To make Jade Windscreen Tea, you will need equal parts (2–3 oz. each) of the herbs listed below.
1.) Huang Qi (Astragalus root)
2.) Bai Zhu (Atractylodes)
3.) Fang Feng (Ledebouriella Root)
Boil and Simmer. Place one part herbs and four parts water in a large stockpot. Bring the water to a rolling boil. Turn the heat down to a low simmer and cover. Do not lift the lid to look at the herbs too often, as this will diminish the “flavor” and allow the volatile oils to evaporate out of the tea very easily. Cook the herbs for 30 to 45 minutes.
Strain the Tea and Drink. Using a slotted spoon, remove the herbs from the pot and allow the soup to cool. Pour the tea into a mug or thermos and sip it throughout the day. Two cups a day, taken with a slice of fresh ginger, is recommended through the cold and flu season.
The tea has a slightly bitter taste. Water down the tea or add a natural sweetener such as honey if you find the taste disagreeable.
As with all herbal medicine, please consult with your practitioner to determine if this is the best formula for you.
Looking for ways to reduce your chance of getting flu this season?
A study, published by The American Physiological Society found that mice were significantly less likely to contract flu when given quercetin, a powerful anti-oxidant found in a variety of fruits and vegetables.
According to the study’s authors, the research also indicated that high consumption of quercetin resulted in catching fewer colds.
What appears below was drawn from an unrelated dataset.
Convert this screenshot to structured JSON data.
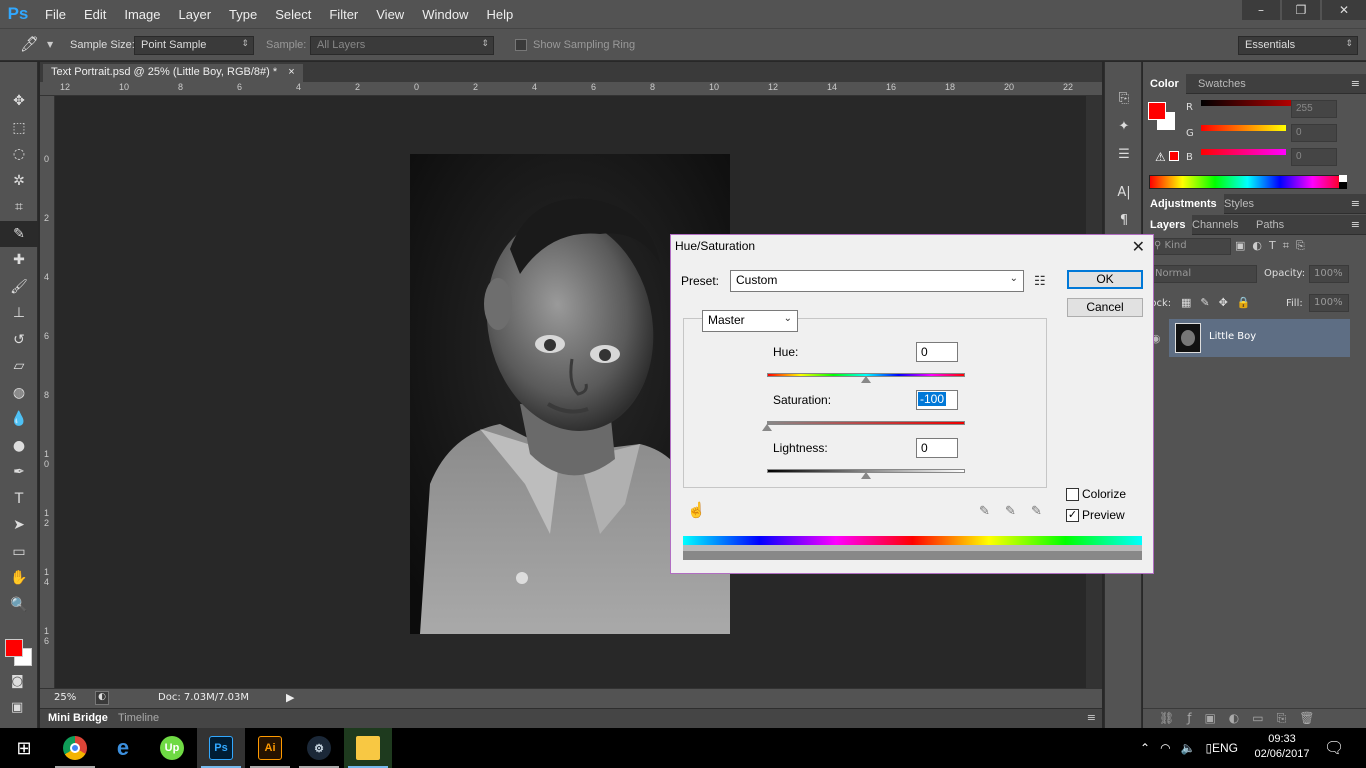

So, what are the best quercetin rich foods that you can load up on? Quercetin is found in red onions, grapes, blueberries, tea, broccoli and red wine. Red onions are one of the best quercetin rich foods as they have approximately four times the quercetin of most other produce. Eat them raw or cooked.
Source: American Journal of Physiology
Sweet black rice, when cooked with longan berries (euphoria longana) and Chinese dates, becomes a congee that nourishes blood and Qi.
In the Oriental medicine system of food cures, these three foods work together to enhance beauty and longevity.
• The sweet rice promotes the flow of liver Qi, which helps keep angry feelings at bay and leads to calmness.
• The Chinese dates (different from the Mediterranean variety) nourish blood and spleen, promoting restful sleep and mental clarity.
• Longan fruit, a blood enhancer, was used by the ancients to add luster to the skin. From a Western perspective, we know that longans contain large amounts of Vitamin C and phenolic compounds, which may help to detoxify and protect the liver.
Sweet Rice Congee
(Taken from Ancient Healing for Modern Women, by Dr. Xiolan Zhao, C.M.D.)
6 cups water
1 cup black sweet rice (wash before using)
½ cup dried longan fruit
10 Chinese dates
2 tablespoons raw sugar
½ inch piece of fresh ginger, peeled and thinly sliced
In a large heavy saucepan, add 6 cups of water, black sweet rice, longan fruit, dates, and raw sugar. Bring to a boil over medium heat. Reduce heat and simmer for two hours, stirring occasionally. Garnish with ginger. Makes four servings.
Note: All ingredients are available at most Asian grocery stores.
Author: Elizabeth G. Lynch